readily admits he didn’t have much experience in the fashion business at the time he started bebe. But that certainly didn’t stop the founder and CEO of bebe Stores
, Inc., the Brisbane, Calif.-based specialty retail operation that designs, develops and produces a distinctive line of women’s contemporary apparel and accessories. “Of course, I grew up in a very fashion-conscious family in Tehran. All the women wore the latest fashions from Paris and I frequently shopped with my sisters, cousins and mother. Later, when I came to the U.S. to attend college [he graduated from San Francisco State University where he earned a B.A. in political science], I realized I was probably the most fashion-forward student on campus. I also realized how much I liked fashion.”
After graduation, Mashouf went into the restaurant business. “But my heart wasn’t in it. What I really enjoyed was shopping—for both myself and for my girlfriends. And it was so obvious to me there was a void in women’s fashion at the time. There was nothing between the junior and missy styles, nothing like what you would now call ‘contemporary women’s fashion.’ That’s what I had in mind when, in 1971, I opened my first boutique on Polk Street in San Francisco.” By 1976, Mashouf had expanded to four boutiques and officially established the bebe name. “The name was important to me. It had to be memorable, simple and one word,” he continues. “One night I was at a party and we were discussing the sense of existence. Hamlet’s ‘To Be or Not to Be’ speech came up. That cinched it for me. The name for my stores became bebe.”
From the day Mashouf started bebe, his marketing philosophy has remained the same. “As a brand, we focus on portraying women in a feminine, sexual, modern and confident manner. We have a formula, which is part of our corporate culture: bebe is timeless; bebe is about an attitude, not an age; about a mindset, not a stereotype,” he explains. “We have tried to be consistent with the design and quality of our products. Our fans know they can come to us for the latest trends to fit their varied lifestyles.”

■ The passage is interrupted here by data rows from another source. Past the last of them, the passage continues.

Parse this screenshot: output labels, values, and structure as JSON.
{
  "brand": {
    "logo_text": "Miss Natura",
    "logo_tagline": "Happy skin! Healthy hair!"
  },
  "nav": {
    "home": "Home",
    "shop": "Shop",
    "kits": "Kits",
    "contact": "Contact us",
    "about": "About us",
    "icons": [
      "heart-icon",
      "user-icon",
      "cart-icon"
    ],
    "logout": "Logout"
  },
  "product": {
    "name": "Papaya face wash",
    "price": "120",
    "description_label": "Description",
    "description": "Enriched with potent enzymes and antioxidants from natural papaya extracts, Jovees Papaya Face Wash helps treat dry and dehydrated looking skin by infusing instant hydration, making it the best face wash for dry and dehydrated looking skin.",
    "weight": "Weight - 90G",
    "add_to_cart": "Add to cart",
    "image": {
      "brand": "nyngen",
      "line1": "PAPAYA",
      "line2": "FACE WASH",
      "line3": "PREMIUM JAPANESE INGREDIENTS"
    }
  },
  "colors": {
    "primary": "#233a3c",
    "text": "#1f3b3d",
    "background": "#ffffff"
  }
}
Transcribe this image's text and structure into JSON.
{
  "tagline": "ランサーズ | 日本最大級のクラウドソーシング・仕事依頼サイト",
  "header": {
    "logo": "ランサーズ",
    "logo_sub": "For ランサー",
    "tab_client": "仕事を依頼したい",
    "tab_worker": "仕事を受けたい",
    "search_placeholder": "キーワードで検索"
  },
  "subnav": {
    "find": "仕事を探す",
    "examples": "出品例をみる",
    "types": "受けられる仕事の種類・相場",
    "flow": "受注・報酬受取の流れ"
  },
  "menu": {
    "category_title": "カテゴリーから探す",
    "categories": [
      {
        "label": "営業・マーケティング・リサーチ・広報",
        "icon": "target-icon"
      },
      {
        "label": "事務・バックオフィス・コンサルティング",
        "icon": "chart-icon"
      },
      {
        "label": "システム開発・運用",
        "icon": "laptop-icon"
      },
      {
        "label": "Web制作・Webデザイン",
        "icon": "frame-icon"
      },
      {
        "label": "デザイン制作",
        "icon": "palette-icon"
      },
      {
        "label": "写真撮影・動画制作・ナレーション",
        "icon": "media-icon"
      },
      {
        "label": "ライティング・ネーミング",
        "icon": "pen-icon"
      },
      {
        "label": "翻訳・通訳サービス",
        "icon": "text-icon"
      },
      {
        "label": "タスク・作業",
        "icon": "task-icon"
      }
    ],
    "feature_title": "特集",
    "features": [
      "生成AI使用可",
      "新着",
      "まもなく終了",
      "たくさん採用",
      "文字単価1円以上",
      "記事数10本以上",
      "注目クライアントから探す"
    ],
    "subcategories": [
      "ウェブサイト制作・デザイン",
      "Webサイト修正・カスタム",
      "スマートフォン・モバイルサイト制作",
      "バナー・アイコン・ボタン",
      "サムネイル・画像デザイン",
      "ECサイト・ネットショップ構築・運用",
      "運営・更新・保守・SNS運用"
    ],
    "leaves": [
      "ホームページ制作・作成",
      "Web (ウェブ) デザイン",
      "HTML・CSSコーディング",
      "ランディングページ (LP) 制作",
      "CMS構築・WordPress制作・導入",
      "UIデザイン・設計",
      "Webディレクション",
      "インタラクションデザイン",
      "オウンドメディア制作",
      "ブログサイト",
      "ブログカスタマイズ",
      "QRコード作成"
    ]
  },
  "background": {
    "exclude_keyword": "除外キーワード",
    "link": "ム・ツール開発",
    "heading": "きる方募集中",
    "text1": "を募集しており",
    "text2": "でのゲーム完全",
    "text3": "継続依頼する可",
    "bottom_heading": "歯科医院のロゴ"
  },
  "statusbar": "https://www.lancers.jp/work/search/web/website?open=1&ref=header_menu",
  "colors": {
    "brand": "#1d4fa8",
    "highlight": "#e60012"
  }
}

This philosophy is also carried into the eyewear and sunglass collections. “Eyewear had become one of the most sought out categories for our clients, who are looking to complete their wardrobes with an ever-changing collection of frames and sunglasses. bebe’s philosophy of providing ‘lifestyle dressing’ for the modern and sensual woman comes into play here,” he notes.
“Based on the success of our eyewear launch with Altair in October it seems the bebe brand is already resonating within the industry,” he says. In fact, according to the results of 20/20
and Vision Monday
’s 2010 EyeVote Readers’ Choice Awards, announced in this issue, bebe was the readers’ choice in the Frame Brand, New Launch category. “We hope this launch and our continued success in this category will be further indication that bebe as a brand translates well into varied product categories,” Mashouf explains.
To maintain a cohesive brand image message through all the product lines, Mashouf works very closely with the product designers on a consistent, almost daily basis. “I think that’s the key to ensuring consistency in design and overall product integrity. We have an open line of communication,” he notes.
To keep the bebe brand fresh, the bebe team travels extensively to research trends, new fabrics and new ideas, and also looks to the arts—music, film, theater and graphic design—for inspiration.
To market the brand, Mashouf feels aside from brand exposure in print and outdoor advertising, which has been very successful, it’s critical to provide a continually changing in-store experience to give consumers a reason to shop at bebe stores. “To do this we deliver new products, new floor sets and new windows on a weekly basis,” he emphasizes.
When asked what selling tips he would give to optical retailers selling bebe eyewear, Mashouf responds, “I have always held the notion that a sale is far easier if you engage in a conversation with the clients, get them into a fitting room… and make sure they see themselves in front of a mirror. This seems like a natural selling tip for optical retailers as well.”